31 Mar Bigger loans, smaller deposits – Sally Tindall
A study of more than 3,000 potential mortgage customers has found an alarming number of people are opting for bigger loans with smaller deposits. The study was taken by comparison website RateCity and Sally Tindall, Money Editor for Rate City joins me to discuss the findings.
Kevin: A study of more than 3000 potential mortgage customers has found an alarming number of people are opting for bigger loans with smaller deposits. The study was taken by comparison website RateCity, and Sally Tindall, who is the Money Editor for RateCity joins me.
Sally, this is somewhat of a disturbing report.
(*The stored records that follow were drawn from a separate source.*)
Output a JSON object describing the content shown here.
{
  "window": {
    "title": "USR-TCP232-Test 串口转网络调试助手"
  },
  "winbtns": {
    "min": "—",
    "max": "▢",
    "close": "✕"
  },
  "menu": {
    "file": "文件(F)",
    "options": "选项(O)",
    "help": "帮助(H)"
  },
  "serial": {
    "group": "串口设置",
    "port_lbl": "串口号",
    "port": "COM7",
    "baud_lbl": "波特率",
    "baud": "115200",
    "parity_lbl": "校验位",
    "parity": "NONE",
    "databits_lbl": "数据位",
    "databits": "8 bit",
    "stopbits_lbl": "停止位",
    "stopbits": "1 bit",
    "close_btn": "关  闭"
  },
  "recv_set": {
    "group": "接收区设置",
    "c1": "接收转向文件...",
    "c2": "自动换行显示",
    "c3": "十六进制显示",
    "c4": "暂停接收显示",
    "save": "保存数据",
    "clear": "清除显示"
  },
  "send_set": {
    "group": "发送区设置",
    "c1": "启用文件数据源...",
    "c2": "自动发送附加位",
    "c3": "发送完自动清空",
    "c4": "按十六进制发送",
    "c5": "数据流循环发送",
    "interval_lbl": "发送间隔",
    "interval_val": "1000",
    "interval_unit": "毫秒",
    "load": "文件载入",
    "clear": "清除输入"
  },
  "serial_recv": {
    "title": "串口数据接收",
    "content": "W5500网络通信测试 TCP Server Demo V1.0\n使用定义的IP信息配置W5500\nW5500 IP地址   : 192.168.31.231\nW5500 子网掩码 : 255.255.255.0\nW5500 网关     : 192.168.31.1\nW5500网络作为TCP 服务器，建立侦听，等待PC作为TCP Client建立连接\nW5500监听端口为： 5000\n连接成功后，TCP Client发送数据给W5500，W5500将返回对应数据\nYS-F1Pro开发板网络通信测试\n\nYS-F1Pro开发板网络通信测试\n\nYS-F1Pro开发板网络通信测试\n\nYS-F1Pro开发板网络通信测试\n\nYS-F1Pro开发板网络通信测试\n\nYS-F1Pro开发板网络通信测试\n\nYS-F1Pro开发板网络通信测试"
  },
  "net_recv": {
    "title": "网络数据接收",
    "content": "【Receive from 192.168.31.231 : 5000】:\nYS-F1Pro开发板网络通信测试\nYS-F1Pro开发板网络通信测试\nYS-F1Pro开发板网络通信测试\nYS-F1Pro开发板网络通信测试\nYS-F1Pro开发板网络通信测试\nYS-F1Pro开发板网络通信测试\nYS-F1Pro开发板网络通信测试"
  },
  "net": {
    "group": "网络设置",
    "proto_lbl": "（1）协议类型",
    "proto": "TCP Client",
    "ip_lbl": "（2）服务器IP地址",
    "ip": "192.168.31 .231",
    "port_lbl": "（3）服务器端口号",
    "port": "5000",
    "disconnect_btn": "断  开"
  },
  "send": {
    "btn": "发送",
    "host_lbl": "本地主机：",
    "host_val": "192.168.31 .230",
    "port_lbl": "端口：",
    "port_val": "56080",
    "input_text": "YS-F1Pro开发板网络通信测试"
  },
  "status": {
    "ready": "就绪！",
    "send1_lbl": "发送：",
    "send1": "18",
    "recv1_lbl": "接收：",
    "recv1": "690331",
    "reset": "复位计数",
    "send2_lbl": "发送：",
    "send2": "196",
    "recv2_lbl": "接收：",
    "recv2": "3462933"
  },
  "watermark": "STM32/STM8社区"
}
Sally: It is disturbing. We’ve found that our customers using our site are really looking for the smallest deposit possible and they’re looking to take out really large loans. We’ve actually seen an increase over the last five years of 23% in loan size, but they’re increasingly asking for smaller and smaller deposits, and that could be a reflection of the fact that interest rates are so low, so people feel that they’re able to stretch themselves a little bit more and buy a bigger house, basically.
Kevin: Yes, somewhat scary. What do you think of the long-term impacts of this situation?
Sally: It’s an incredibly risky strategy, and it’s also a much more expensive way to borrow, because small deposits actually attract higher interest rates from the banks because it’s risky for the banks to be lending to people with a small amount of equity in their loan, so the customers are really at loggerheads with the banks and they are going to be paying for it in terms of higher rates.
Kevin: Are the banks – do you think – getting a little bit too soft? Are they offering too many sweeteners?
Sally: Well, look, some banks are actually really cracking down on loan-to-value ratios and they’re offering the rock bottom prices of under 4% to borrowers who have hefty deposits of anywhere up to 60%, if you can believe that. But there are some lenders out there that are happy to take on new borrowing at 5% deposit, and that’s where the risks really occur.
We don’t want to see another iteration of the US subprime mortgage market collapsing, so the government regulator is really looking at these people who have got small deposits and so are the banks.
Kevin: This might be a hard one for you to answer, Sally, but I’d really like your opinion on this. We are hearing reports that as a nation, we’re becoming better savers. Do you think it’s just that people have the savings but they’re not prepared to put it into a deposit that they’re opting, as you say, to head toward the lower-interest type loans?
Sally: Look, I think every person has a different reason for wanting a small deposit. It might be that they’re trying to rush into the market before it escapes. It could be that they have some sort of family circumstances where they can only get a small deposit. So everyone is different.
We are actually a nation that’s very good at putting money into things like offset accounts, so we’re quite savvy when it comes to that, but I do think it’s a matter of people wanting to buy larger properties with bigger price tags attached, particularly in markets that are increasing in growth.
Kevin: Do the banks penalize borrowers with little or no deposit – in other words, with higher interest rates?
Sally: Absolutely, and they penalize them quite significantly. Look, we’ve done a bit of research into this, as well, and we’ve found that some of the lowest rates on our books – at 3.89% – are only available to people with a deposit of at least 20% but in some cases, up to 60%. What these banks are telling us is that they’ll give you a good rate but only if you’re a refinancer who’s an owner-occupier and has really stable source of income.
Kevin: Well obviously, it’s good business for the bank to get people on higher interest rates, but do you think at some point they’re going to cut off their book for the low-deposit type borrowers?
Sally: They certainly might. If the global market continues to be in turmoil and the government regulator here in Australia continues to crack down on risky lending – which is ultimately what we’re talking about – then absolutely; we could see the banks starting to say, “No, sorry. You’re going to have to stump up with more than that.”
Kevin: Is the banks’ tightening of lending criteria for investors, is that showing any signs of having some impact?
Sally: It really is. We’re seeing the biggest impact happen in the investor lending market. Back in July of last year, most of the banks introduced differential pricing for investors and owner-occupiers, and immediately we saw that investor lending has dropped dramatically. I think between June of 2015 and December of 2015, there was a massive $2.4 billion drop in investor lending, and so that market signal is working.
Kevin: Sally Tindall, Money Editor for RateCity. Thank you for your time, Sally.